EU funds “LUMINET” project with 3.6 million Euros
Novel luminescent materials to reduce global energy demand
Luminescent materials are a key technology of the next generation
The European Commission has identified luminescent materials as a key technology of the next generation. Phosphors are used, for example, in traffic lights, computer screens, smartphones and tablets, Euro banknotes, medical devices, as well as in films for X-rays and light sources. “Worldwide, lighting alone consumes a large share of electric energy - about 20 percent”, says Anja-Verena Mudring. “Up to fifty nuclear power plants could be removed from the network without replacement if all the bulbs were replaced with efficient energy saving bulbs or LEDs - as already initiated in the EU, Australia and other countries.” Researchers and politicians assume that the economic and social significance of luminescent materials will continue to grow. Resources management and environmental compatibility play a vital role here.
Minimising the need for rare earths

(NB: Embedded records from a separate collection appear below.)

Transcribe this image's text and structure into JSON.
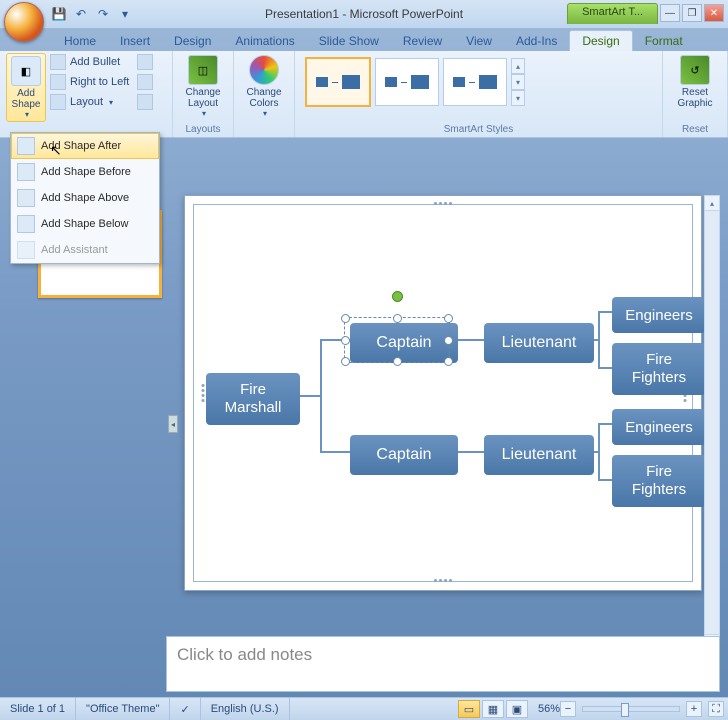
{
  "title": "Presentation1 - Microsoft PowerPoint",
  "contextual_tools_label": "SmartArt T...",
  "window_controls": {
    "min": "—",
    "restore": "❐",
    "close": "✕"
  },
  "qat": {
    "save_icon": "💾",
    "undo_icon": "↶",
    "redo_icon": "↷",
    "more_icon": "▾"
  },
  "tabs": {
    "home": "Home",
    "insert": "Insert",
    "design_primary": "Design",
    "animations": "Animations",
    "slideshow": "Slide Show",
    "review": "Review",
    "view": "View",
    "addins": "Add-Ins",
    "design_context": "Design",
    "format_context": "Format"
  },
  "ribbon": {
    "add_shape": "Add\nShape",
    "add_bullet": "Add Bullet",
    "right_to_left": "Right to Left",
    "layout": "Layout",
    "change_layout": "Change\nLayout",
    "layouts_label": "Layouts",
    "change_colors": "Change\nColors",
    "smartart_styles_label": "SmartArt Styles",
    "reset_graphic": "Reset\nGraphic",
    "reset_label": "Reset"
  },
  "add_shape_menu": {
    "after": "Add Shape After",
    "before": "Add Shape Before",
    "above": "Add Shape Above",
    "below": "Add Shape Below",
    "assistant": "Add Assistant"
  },
  "chart_data": {
    "type": "hierarchy",
    "selected_node": "captain_1",
    "nodes": [
      {
        "id": "root",
        "label": "Fire Marshall"
      },
      {
        "id": "captain_1",
        "label": "Captain",
        "parent": "root"
      },
      {
        "id": "captain_2",
        "label": "Captain",
        "parent": "root"
      },
      {
        "id": "lt_1",
        "label": "Lieutenant",
        "parent": "captain_1"
      },
      {
        "id": "lt_2",
        "label": "Lieutenant",
        "parent": "captain_2"
      },
      {
        "id": "eng_1",
        "label": "Engineers",
        "parent": "lt_1"
      },
      {
        "id": "ff_1",
        "label": "Fire Fighters",
        "parent": "lt_1"
      },
      {
        "id": "eng_2",
        "label": "Engineers",
        "parent": "lt_2"
      },
      {
        "id": "ff_2",
        "label": "Fire Fighters",
        "parent": "lt_2"
      }
    ]
  },
  "notes_placeholder": "Click to add notes",
  "status": {
    "slide_info": "Slide 1 of 1",
    "theme": "\"Office Theme\"",
    "language": "English (U.S.)",
    "zoom": "56%"
  }
}
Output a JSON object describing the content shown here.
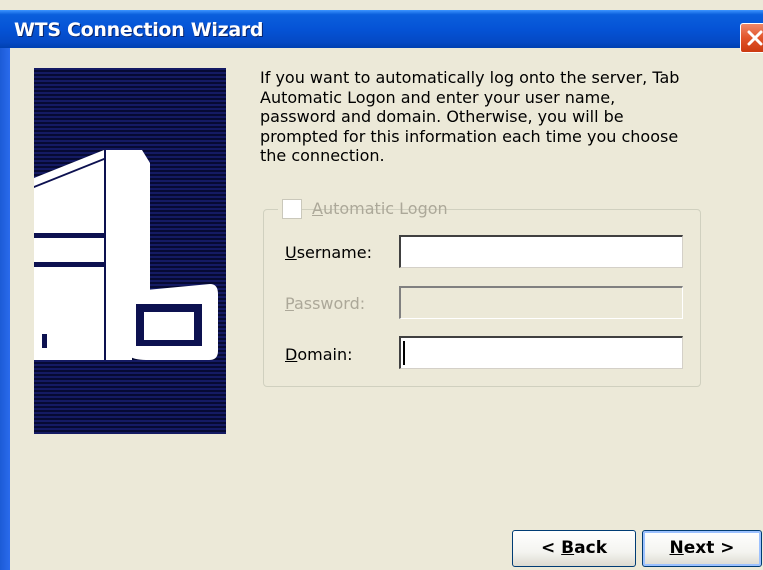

Many phosphors are based on rare earths such as europium or terbium. Since China has limited the export of rare earths, the prices of these precious commodities have risen sharply. Therefore, the search for phosphors that make do with less or even completely without rare earths is an important research topic. Prof. Mudring uses ionic liquids to produce new kinds of phosphors. Her team produces the smallest particles of luminescent materials and tests them for new properties and their application in solar cells and light sources. “Using ionic liquids, we can make targeted changes to the structure of nanoparticles and achieve a previously unattained energy efficiency”, says the chemist. “There’s still so much potential in the tiny particles, and we are confident that we will soon be able to present materials that are ready for application.”
“LUMINET” unites the expertise of ten academic and two industrial partners from ten EU countries. The academic project partners of Prof. Mudring’s RUB team include researchers from Aveiro, Bern, Orléans, Prague, Tartu, Utrecht, Verona and Wroclaw. In addition, it was possible to win over Philips Research and Osram GmbH as industrial partners.